When I landed the first set of meetings was just finishing it was focused on supplier diversity. The 20 women (and one man) attending were just finishing a four day intensive session on how women-owned businesses can prepare themselves to make the best business case possible for supplying goods and services to large companies and governments, focusing on how these business can add value and reach new consumers for products and services.
Elizabeth Vazquez, CEO and co-Founder of WE Connect International energized the group. WE Connect is a global non-profit organization founded by corporations committed to doing business with women-owned businesses; the current members of WE Connect represent over $700 billion in annual purchasing power. Elizabeth, who has extensive experience working with women-owned businesses talked about this potential and the need to ensure that women-owned businesses are part of the competitive process. She stressed the importance of working with suppliers to major companies and learning the internal structure and needs of potential corporate partners. You can read more about the organization at www.womenconnectinternational.com
We then visited an inspirational businesswoman, Matilda Amissah, who runs Matamiss Enterprise, a pottery business. She has previously provided products to Pier 1 and is currently shipping a new collection of 500 pots for market testing to a buyer in Italy. Matilda is an amazing woman who worked first as a street vendor and now has developed this business with beautiful products. We were all so impressed with what she has been able to build.
The next four days were spent with the hub leaders discussing how to maximize services to members; create effective advocacy for a better business environment and create a strong base of hubs to grow. I worked with the group on how to communicate your advocacy message in the most effective way, and how to develop strong media relations.

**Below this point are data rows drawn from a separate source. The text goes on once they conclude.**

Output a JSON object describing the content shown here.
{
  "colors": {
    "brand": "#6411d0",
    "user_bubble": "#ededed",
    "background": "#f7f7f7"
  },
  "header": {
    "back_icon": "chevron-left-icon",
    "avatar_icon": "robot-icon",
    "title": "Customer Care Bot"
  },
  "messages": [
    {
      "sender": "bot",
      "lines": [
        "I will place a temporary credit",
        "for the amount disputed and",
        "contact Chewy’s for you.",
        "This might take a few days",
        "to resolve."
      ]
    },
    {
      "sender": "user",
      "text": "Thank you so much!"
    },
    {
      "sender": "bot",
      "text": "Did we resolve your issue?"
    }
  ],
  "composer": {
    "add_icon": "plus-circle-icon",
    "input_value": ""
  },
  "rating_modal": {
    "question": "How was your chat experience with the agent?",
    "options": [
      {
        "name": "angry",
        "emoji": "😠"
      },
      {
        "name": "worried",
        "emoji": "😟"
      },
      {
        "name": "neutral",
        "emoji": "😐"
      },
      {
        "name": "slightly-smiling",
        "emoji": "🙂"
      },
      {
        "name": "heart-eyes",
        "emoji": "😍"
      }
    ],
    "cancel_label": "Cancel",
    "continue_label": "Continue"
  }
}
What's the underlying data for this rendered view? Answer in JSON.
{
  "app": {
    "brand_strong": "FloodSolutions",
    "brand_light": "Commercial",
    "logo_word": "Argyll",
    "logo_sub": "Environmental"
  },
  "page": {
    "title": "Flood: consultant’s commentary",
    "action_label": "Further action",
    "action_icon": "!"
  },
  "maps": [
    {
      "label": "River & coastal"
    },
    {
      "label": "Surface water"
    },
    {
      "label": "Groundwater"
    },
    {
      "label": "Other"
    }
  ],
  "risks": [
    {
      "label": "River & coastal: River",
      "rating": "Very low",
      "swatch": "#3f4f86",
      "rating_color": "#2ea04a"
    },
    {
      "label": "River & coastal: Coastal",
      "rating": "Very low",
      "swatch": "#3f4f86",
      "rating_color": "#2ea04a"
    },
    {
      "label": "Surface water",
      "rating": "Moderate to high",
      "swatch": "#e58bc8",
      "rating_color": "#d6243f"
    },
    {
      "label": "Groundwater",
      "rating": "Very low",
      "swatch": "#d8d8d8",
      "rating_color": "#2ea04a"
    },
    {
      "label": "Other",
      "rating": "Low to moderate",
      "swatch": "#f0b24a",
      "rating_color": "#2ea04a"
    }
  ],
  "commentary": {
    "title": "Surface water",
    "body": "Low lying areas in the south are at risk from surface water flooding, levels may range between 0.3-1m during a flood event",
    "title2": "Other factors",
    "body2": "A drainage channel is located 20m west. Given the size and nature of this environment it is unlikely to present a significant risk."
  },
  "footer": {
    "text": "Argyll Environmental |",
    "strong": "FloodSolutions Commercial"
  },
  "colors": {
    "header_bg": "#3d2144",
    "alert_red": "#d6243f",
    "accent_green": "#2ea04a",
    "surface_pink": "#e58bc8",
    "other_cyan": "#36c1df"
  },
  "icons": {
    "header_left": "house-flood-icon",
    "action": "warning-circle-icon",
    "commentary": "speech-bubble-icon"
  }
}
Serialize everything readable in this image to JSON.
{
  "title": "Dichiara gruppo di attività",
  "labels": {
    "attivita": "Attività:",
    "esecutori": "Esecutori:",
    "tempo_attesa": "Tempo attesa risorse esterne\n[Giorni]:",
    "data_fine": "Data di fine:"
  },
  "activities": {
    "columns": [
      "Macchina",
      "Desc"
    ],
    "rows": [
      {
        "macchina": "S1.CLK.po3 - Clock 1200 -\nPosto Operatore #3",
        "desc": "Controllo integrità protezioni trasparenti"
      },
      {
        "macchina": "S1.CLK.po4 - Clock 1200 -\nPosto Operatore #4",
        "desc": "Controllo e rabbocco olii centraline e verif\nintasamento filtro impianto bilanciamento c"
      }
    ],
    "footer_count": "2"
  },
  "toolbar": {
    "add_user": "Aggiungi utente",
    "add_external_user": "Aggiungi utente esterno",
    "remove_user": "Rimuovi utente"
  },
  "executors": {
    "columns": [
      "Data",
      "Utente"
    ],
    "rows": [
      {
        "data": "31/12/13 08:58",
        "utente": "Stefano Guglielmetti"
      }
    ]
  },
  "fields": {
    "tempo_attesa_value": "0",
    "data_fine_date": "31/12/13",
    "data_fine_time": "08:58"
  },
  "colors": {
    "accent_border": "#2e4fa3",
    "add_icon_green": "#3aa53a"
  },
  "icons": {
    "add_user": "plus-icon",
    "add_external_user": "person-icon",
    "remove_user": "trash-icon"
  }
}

It was an impressive group and an impressive week. I look forward to so much progress.